Anyun clung tightly to the warm, clean blanket her parents had carefully wrapped her in before looking cautiously up and into the eyes of a policeman.
The concerned officer had earlier discovered the terrified two-year-old, abandoned outside his station in China’s Guangdong province.
The policeman assumed the deserted little girl came from a poor rural village nearby. With the sad knowledge that she would likely never see her parents again, he took Anyun to a local orphanage. There she was assigned to a dedicated OneSky nanny named Li Xiamei.
Although already a toddler, Anyun was unable to speak, walk, or even stand up on her own. But when Xiamei reached out her hand to Anyun, the silent girl took hold of it. “I was surprised that such a beautiful girl had been abandoned. She was abandoned because she has cerebral palsy, I guess,” says Xiamei.
Yet, Anyun’s story did not start the day she began her new life at the orphanage. Her story really began as a baby whose biological parents probably did the best they could, but were simply unable to care for Anyun. Sadly, Anyun’s story is the story of some 95 percent of the children now living in China’s welfare institutions, who are suffering from issues such as cerebral palsy, heart defects, and other challenges that require expert care.
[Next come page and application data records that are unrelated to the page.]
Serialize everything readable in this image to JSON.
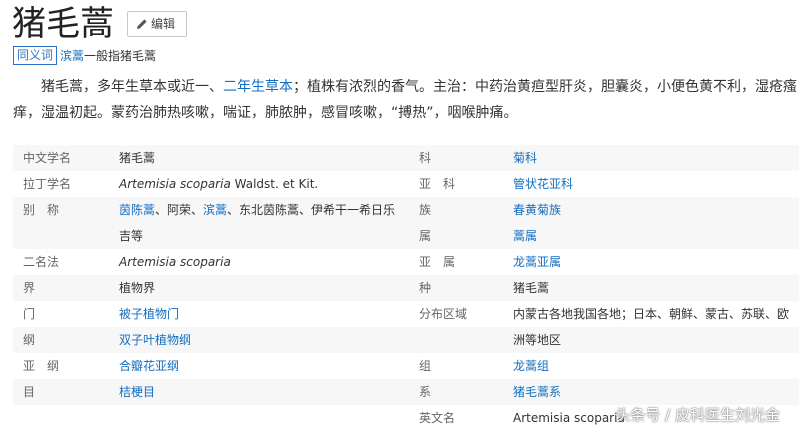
{
  "header": {
    "title": "猪毛蒿",
    "edit_label": "编辑"
  },
  "synonym": {
    "tag": "同义词",
    "link": "滨蒿",
    "text": "一般指猪毛蒿"
  },
  "summary": {
    "part1": "猪毛蒿，多年生草本或近一、",
    "link": "二年生草本",
    "part2": "；植株有浓烈的香气。主治：中药治黄疸型肝炎，胆囊炎，小便色黄不利，湿疮瘙痒，湿温初起。蒙药治肺热咳嗽，喘证，肺脓肿，感冒咳嗽，“搏热”，咽喉肿痛。"
  },
  "basic_info": {
    "left": [
      {
        "label": "中文学名",
        "value": "猪毛蒿",
        "link": false
      },
      {
        "label": "拉丁学名",
        "value_italic": "Artemisia scoparia",
        "value_rest": " Waldst. et Kit.",
        "link": false
      },
      {
        "label": "别　称",
        "parts": [
          "茵陈蒿",
          "、阿荣、",
          "滨蒿",
          "、东北茵陈蒿、伊希干一希日乐"
        ],
        "cont": "吉等"
      },
      {
        "label": "二名法",
        "value_italic": "Artemisia scoparia",
        "link": false
      },
      {
        "label": "界",
        "value": "植物界",
        "link": false
      },
      {
        "label": "门",
        "value": "被子植物门",
        "link": true
      },
      {
        "label": "纲",
        "value": "双子叶植物纲",
        "link": true
      },
      {
        "label": "亚　纲",
        "value": "合瓣花亚纲",
        "link": true
      },
      {
        "label": "目",
        "value": "桔梗目",
        "link": true
      }
    ],
    "right": [
      {
        "label": "科",
        "value": "菊科",
        "link": true
      },
      {
        "label": "亚　科",
        "value": "管状花亚科",
        "link": true
      },
      {
        "label": "族",
        "value": "春黄菊族",
        "link": true
      },
      {
        "label": "属",
        "value": "蒿属",
        "link": true
      },
      {
        "label": "亚　属",
        "value": "龙蒿亚属",
        "link": true
      },
      {
        "label": "种",
        "value": "猪毛蒿",
        "link": false
      },
      {
        "label": "分布区域",
        "value": "内蒙古各地我国各地；日本、朝鲜、蒙古、苏联、欧",
        "cont": "洲等地区",
        "link": false
      },
      {
        "label": "组",
        "value": "龙蒿组",
        "link": true
      },
      {
        "label": "系",
        "value": "猪毛蒿系",
        "link": true
      },
      {
        "label": "英文名",
        "value": "Artemisia scoparia",
        "link": false
      }
    ]
  },
  "watermark": "头条号 / 皮科医生刘光金",
  "colors": {
    "link": "#136ec2",
    "tag_border": "#2c72c7"
  }
}
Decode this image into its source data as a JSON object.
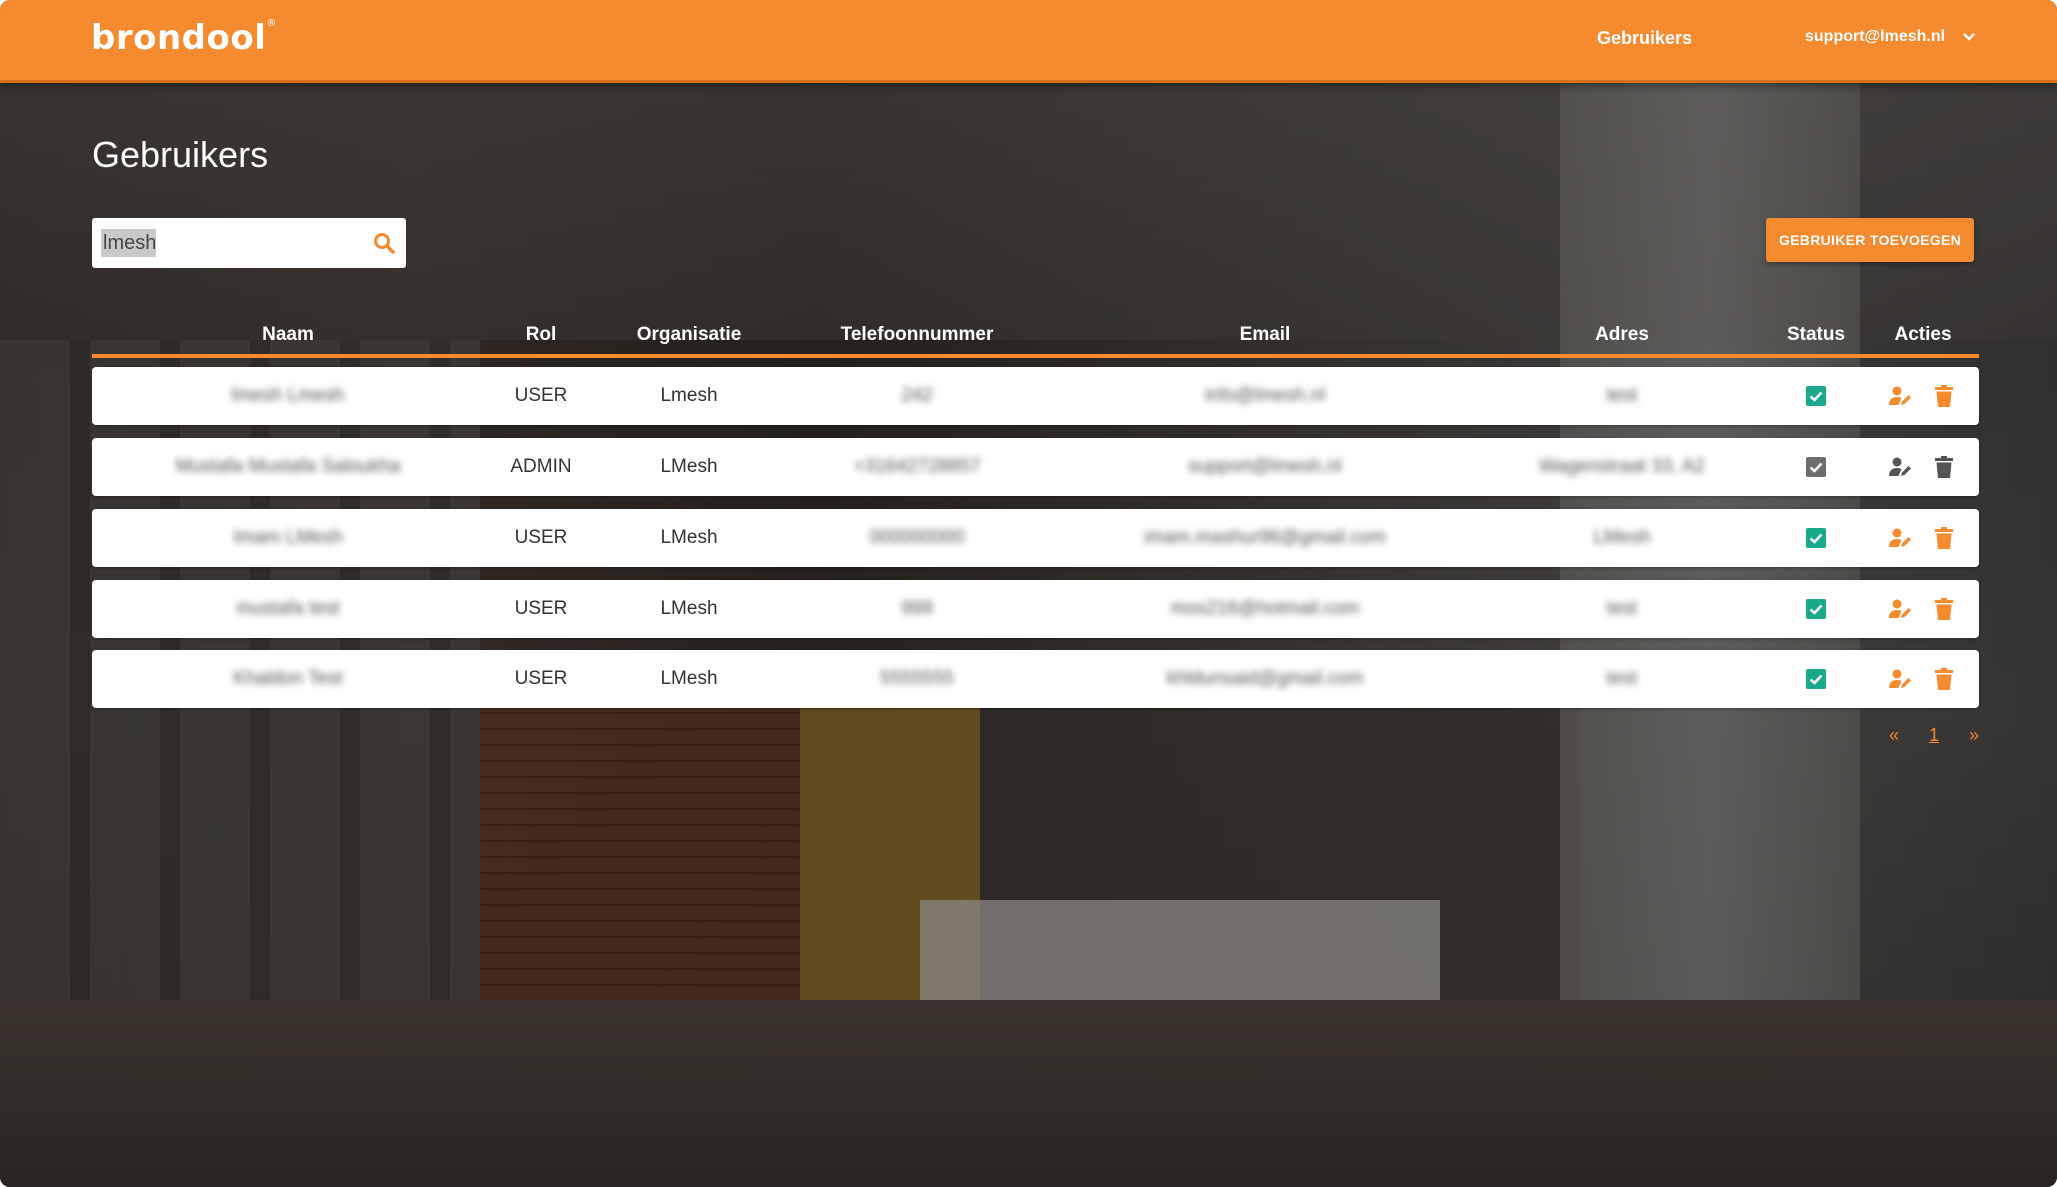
{
  "header": {
    "brand": "brondool",
    "brand_mark": "®",
    "nav_users": "Gebruikers",
    "account": "support@lmesh.nl"
  },
  "page": {
    "title": "Gebruikers",
    "search_value": "lmesh",
    "add_button": "GEBRUIKER TOEVOEGEN"
  },
  "table": {
    "columns": [
      "Naam",
      "Rol",
      "Organisatie",
      "Telefoonnummer",
      "Email",
      "Adres",
      "Status",
      "Acties"
    ],
    "rows": [
      {
        "naam": "lmesh Lmesh",
        "rol": "USER",
        "organisatie": "Lmesh",
        "telefoon": "242",
        "email": "info@lmesh.nl",
        "adres": "test",
        "status": "active"
      },
      {
        "naam": "Mustafa Mustafa Saloukha",
        "rol": "ADMIN",
        "organisatie": "LMesh",
        "telefoon": "+31642728857",
        "email": "support@lmesh.nl",
        "adres": "Wagenstraat 33, A2",
        "status": "self"
      },
      {
        "naam": "Imam LMesh",
        "rol": "USER",
        "organisatie": "LMesh",
        "telefoon": "000000000",
        "email": "imam.mashur96@gmail.com",
        "adres": "LMesh",
        "status": "active"
      },
      {
        "naam": "mustafa test",
        "rol": "USER",
        "organisatie": "LMesh",
        "telefoon": "999",
        "email": "mos216@hotmail.com",
        "adres": "test",
        "status": "active"
      },
      {
        "naam": "Khaldon Test",
        "rol": "USER",
        "organisatie": "LMesh",
        "telefoon": "5555555",
        "email": "khldunsaid@gmail.com",
        "adres": "test",
        "status": "active"
      }
    ]
  },
  "pagination": {
    "prev": "«",
    "current": "1",
    "next": "»"
  },
  "colors": {
    "accent": "#f58a2f",
    "status_active": "#1aa88a",
    "status_self": "#6e6e6e",
    "icon_disabled": "#555555"
  },
  "icons": [
    "search-icon",
    "chevron-down-icon",
    "checkbox-checked-icon",
    "user-edit-icon",
    "trash-icon"
  ]
}
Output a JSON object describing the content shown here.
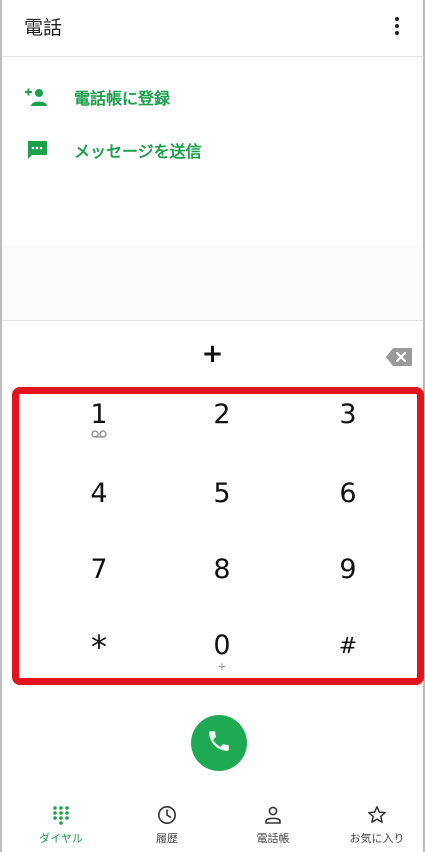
{
  "appbar": {
    "title": "電話"
  },
  "actions": [
    {
      "label": "電話帳に登録",
      "icon": "add-contact-icon"
    },
    {
      "label": "メッセージを送信",
      "icon": "message-icon"
    }
  ],
  "input": {
    "value": "+"
  },
  "keypad": {
    "keys": [
      {
        "num": "1",
        "sub": ""
      },
      {
        "num": "2",
        "sub": ""
      },
      {
        "num": "3",
        "sub": ""
      },
      {
        "num": "4",
        "sub": ""
      },
      {
        "num": "5",
        "sub": ""
      },
      {
        "num": "6",
        "sub": ""
      },
      {
        "num": "7",
        "sub": ""
      },
      {
        "num": "8",
        "sub": ""
      },
      {
        "num": "9",
        "sub": ""
      },
      {
        "num": "*",
        "sub": ""
      },
      {
        "num": "0",
        "sub": "+"
      },
      {
        "num": "#",
        "sub": ""
      }
    ]
  },
  "nav": {
    "items": [
      {
        "label": "ダイヤル",
        "icon": "dialpad-icon",
        "active": true
      },
      {
        "label": "履歴",
        "icon": "clock-icon",
        "active": false
      },
      {
        "label": "電話帳",
        "icon": "person-icon",
        "active": false
      },
      {
        "label": "お気に入り",
        "icon": "star-icon",
        "active": false
      }
    ]
  },
  "colors": {
    "accent": "#1aa14a",
    "call": "#1eaa53",
    "highlight": "#e2141b"
  }
}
Most of the child, including Anyun, were likely abandoned not because their parents didn’t love them, but because, due to lack of time and soaring medical costs, they were unable to provide the intensive care such children require. “I could tell that Anyun’s biological parents loved her very much, because she was very clean when she was sent to the orphanage,” says Xiamei.
Still, as a toddler, Anyun could not have understood the reason behind her parent’s painful decision. All she knew was that she felt very frightened and alone. When Anyun first arrived at the orphanage she refused not only to speak or attempt to stand, but also to eat or play with any toys. “She was looking at the world with her vacant eyes full of fear and mistrust,” observed Xiamei, who began to care for Anyun the day after she arrived at the orphanage.
Fortunately for Anyun, Xiamei had been trained by OneSky’s Special Education Department so she has the specific skills needed to work with children with special needs. From the moment Xiamei took charge of the distraught little girl, she began giving her individualized attention, physical therapy, and, perhaps most importantly, mega doses of tender loving care.
Xiamei sang soft lullabies to soothe Anyun and during meal time cheered whenever she ate something, no matter how little. After only a month, all of Xiamei’s efforts on behalf of Anyun began to pay off when she started responding happily to Xiamei’s daily kisses, cuddles and singing.
One day, Anyun began to show interest in the toys at the orphanage. Xiamei smiled when she saw this, because she knew Anyun had finally begun to explore freely in a safe environment. She even started to speak a bit, uttering some simple syllables such as “ah, ah” and “yi, yi.” Teaching Anyun how to walk on her own, however, proved to be a much harder endeavor.
Xiamei massaged Anyun’s legs for a couple of months: “I was trained to do massage for children with cerebral palsy, and I did it for Anyun every day,” says Xiamei. Then, holding on to Anyun’s hands, Xiamei would help pull her to a standing position, hoping she would eventually try to stand on her own.
But Anyun was resistant — she refused to straighten out her legs. Still, Xiamei patiently persisted, and, after many more training sessions, Anyun was eventually able to stand up on her own!
“I was really taken aback, opening my mouth in amazement for a couple of seconds,” said Xiamei of that remarkable moment for Anyun. “All of the nannies in the playroom applauded for her.”
Today, just one year later, Anyun has begun to walk on her own and has grown into a smiling, good-natured three-year-old, who likes to play peek-a-boo and look at pictures on the wall with Xiamei. She has also become a much better eater, especially of congee (a thick rice porridge) served with meat. Sometimes, after Xiamei puts a hairpin in Anyun’s hair, she will go to the mirror and look at herself, happily.
Everyone at the orphanage agrees that Anyun has come a very long way from the frightened little girl who arrived at the institution clinging tightly to her sole possession—a blanket from her parents. “Now she is able to walk and wander around. I’m glad she is able to enjoy the freedom that her feet bring her!” said Xiamei.
Anyun is one of many children being served in our orphanage model. Please see this update for the latest on our orphanage program.
By Debbie Cohen and Karen Han